Q: (Alan Baldwin - Reuters) Next year’s calendar has come out since the last race and there is no Turkish Grand Prix and Bahrain is back on again in April. I just wondered about some thoughts on that, what you feel about ostensibly Turkey not being back on the calendar. Is that a loss to Formula One?
FM: I think there’s one more race. We were supposed to do 20 races this year already, we didn’t for different reasons. It will be a little tighter, more races, more races on successive weekend. It’s OK. We are here to race so let’s go and do one more race without any problems. We’re no longer going to Turkey any more; it’s a place where I won three times, so it’s especially a nice track for me, but unfortunately we’re not going. But we’re going back to Bahrain; it’s a place I also enjoy to race and we’re going to the US again, so I hope we have a very nice track to race on in America.
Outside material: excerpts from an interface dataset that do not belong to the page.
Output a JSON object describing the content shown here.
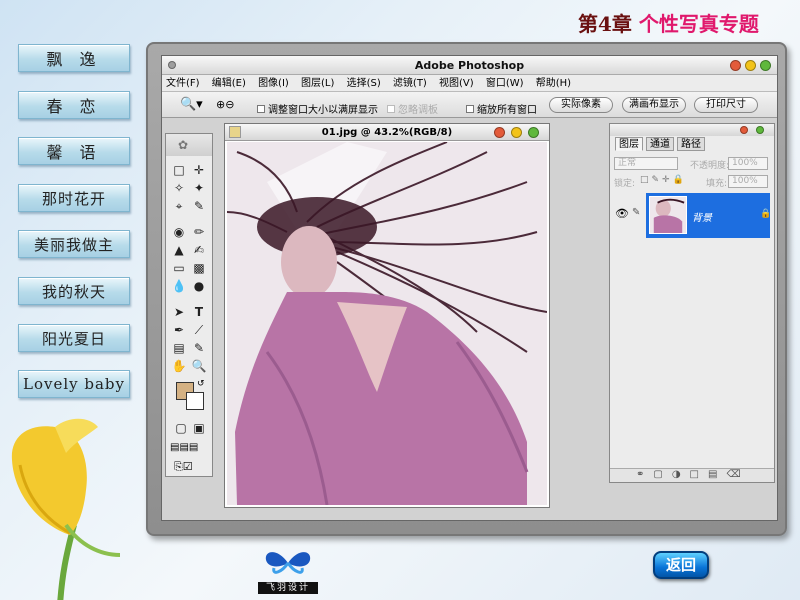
{
  "header": {
    "chapter_prefix": "第4章",
    "chapter_title": "个性写真专题"
  },
  "nav": {
    "items": [
      {
        "label": "飘 逸"
      },
      {
        "label": "春 恋"
      },
      {
        "label": "馨 语"
      },
      {
        "label": "那时花开"
      },
      {
        "label": "美丽我做主"
      },
      {
        "label": "我的秋天"
      },
      {
        "label": "阳光夏日"
      },
      {
        "label": "Lovely baby"
      }
    ]
  },
  "photoshop": {
    "app_title": "Adobe Photoshop",
    "menu": [
      "文件(F)",
      "编辑(E)",
      "图像(I)",
      "图层(L)",
      "选择(S)",
      "滤镜(T)",
      "视图(V)",
      "窗口(W)",
      "帮助(H)"
    ],
    "options": {
      "resize_label": "调整窗口大小以满屏显示",
      "ignore_palettes_label": "忽略调板",
      "zoom_all_label": "缩放所有窗口",
      "actual_pixels": "实际像素",
      "fit_screen": "满画布显示",
      "print_size": "打印尺寸"
    },
    "document": {
      "title": "01.jpg @ 43.2%(RGB/8)"
    },
    "layers_panel": {
      "tabs": [
        "图层",
        "通道",
        "路径"
      ],
      "blend_mode": "正常",
      "opacity_label": "不透明度:",
      "opacity_value": "100%",
      "lock_label": "锁定:",
      "fill_label": "填充:",
      "fill_value": "100%",
      "layer_name": "背景"
    }
  },
  "footer": {
    "logo_text": "飞羽设计",
    "return_label": "返回"
  },
  "colors": {
    "accent_pink": "#e0186c",
    "chapter_dark": "#6a1010",
    "layer_selected": "#1d6ee0",
    "foreground_swatch": "#d4b183"
  }
}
Nothing more to say.
Q: (Adrian Rodriguez Huber - Agencia EFE) Fernando, are you as comfortable now as Stefano Domenicali is about next season and given that this season the title is almost impossible, how many victories would make you happy from here to the finish of the season?
FA: For next year, definitely we are working very hard to be competitive right from the beginning and the aim and hard job that we have to do now in this next couple of months, in the winter testing and all the time we have available from now to the first race next year but it’s impossible to be confident or to be sure in Formula One. It’s a very complex sport and next year, even if you are confident, even if you work 24 hours a day, when you put the car on the track in February, you can always have some nice surprises but also some bad surprises. Let’s hope that with the effort from all of us, we can be competitive from the beginning and it should be like that because I think we have the potential, the right people, we have the talented people in the team and all the facilities available to be competitive right from the beginning. As for this year, obviously with six races to go, seven with this one, we want to win races, no doubt, but we are also very realistic. We know the situation, we know that we were not very competitive in the last two or three Grands Prix and the updates in the car will be minimal from other teams now so we will all remain more or less similar, so it will depend track to track and how you adapt yourself or how much luck you have that weekend, so let’s concentrate here in Monza, try to win this one and after that we will see.